This weekend I went to the Elevating and Celebrating Effective Teaching and Teachers in Kansas Conference. That is the longest name for a conference ever, so I had high expectations. Drew invited me to share anything of value I received, and while the conference didn’t blow me away, it did encourage me to take care of myself, and that was much needed.

Here’s a jumbled list of important takeaways:

  1. One of the important things we often forget is to take care of YOU!! Think Maslow’s hierarchy – you can’t efficiently teach your kids when you aren’t well yourself. The metaphor I heard was to take on tasks like cleaning your closet. If you add something, take something away. This is ridiculously simple, and caused me to create a list of 3 things I could drop so I could become a better teacher and wife. Basically, instead of doing more things half-assed, do a few things really well.
  2. A wonderful student from Washburn Rural High School gave a speech over how important educators have been in her life. Just remember that you often impact kids in ways you may never be aware of! Favorite quote from her talk, “You are not just teacher. You never were just teachers. You are future-makers.”
  3. You don’t have to get a Yeti brand water bottle, a lot of the knockoffs are just as good.
  4. After moving to a totally project-based learning curriculum, I have been struggling trying to keep up with grading, so I made it a goal at the conference to learn about a way to make it more efficient. Tomorrow I plan to invite students to meet with me one-on-one in the mornings or after school about a grade if they want to see it graded sooner. This will not only make my grading pile smaller, but it will also allow me to discuss my grading expectations and give time for them to reflect. I’m still looking for ways to design the projects with less… grading, so ideas welcome there!
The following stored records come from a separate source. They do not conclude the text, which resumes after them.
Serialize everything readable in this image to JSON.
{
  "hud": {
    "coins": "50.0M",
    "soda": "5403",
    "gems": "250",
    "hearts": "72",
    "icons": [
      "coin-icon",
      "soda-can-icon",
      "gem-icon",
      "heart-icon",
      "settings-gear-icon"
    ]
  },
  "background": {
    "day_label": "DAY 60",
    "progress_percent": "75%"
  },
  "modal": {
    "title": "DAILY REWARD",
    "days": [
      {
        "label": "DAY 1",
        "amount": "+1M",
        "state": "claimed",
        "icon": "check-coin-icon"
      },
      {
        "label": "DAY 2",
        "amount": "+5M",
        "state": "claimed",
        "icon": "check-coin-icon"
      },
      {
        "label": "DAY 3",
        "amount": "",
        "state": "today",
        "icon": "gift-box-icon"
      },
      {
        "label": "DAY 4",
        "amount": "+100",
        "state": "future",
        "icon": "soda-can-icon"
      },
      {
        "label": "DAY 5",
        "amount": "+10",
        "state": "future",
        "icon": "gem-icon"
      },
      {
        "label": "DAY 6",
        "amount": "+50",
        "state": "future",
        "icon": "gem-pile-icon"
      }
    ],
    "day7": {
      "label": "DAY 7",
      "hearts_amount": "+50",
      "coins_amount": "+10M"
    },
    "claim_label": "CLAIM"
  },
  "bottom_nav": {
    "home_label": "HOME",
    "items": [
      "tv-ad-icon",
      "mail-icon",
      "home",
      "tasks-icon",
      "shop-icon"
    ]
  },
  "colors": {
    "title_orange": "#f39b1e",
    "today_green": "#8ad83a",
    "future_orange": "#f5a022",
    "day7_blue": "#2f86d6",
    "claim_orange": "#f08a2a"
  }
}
Enjoy what’s left of the semester! I’ll try and come back here soon with a post on case studies, or Pokemon! 

  • Jessica Popescu, Seaman High School
  • @MrsPopescuSHS
  • jpopescu@usd345.com

NABT 2016 Notes

20161105_085707Last week, biology teachers from around the country (and Canada) descended upon Denver, CO for the annual NABT Professional Development Conference. KABT members and Kansas teachers were particularly well represented with 17 Kansas educators (yes, we have claimed Camden and Vivian) in attendance! A hearty thanks to Camden Hanzlick-Burton for providing us with a GoogleDoc to aggregate our notes into one collective document.

You can access this document using THIS LINK. If there are any questions about the document, feel free to contact me.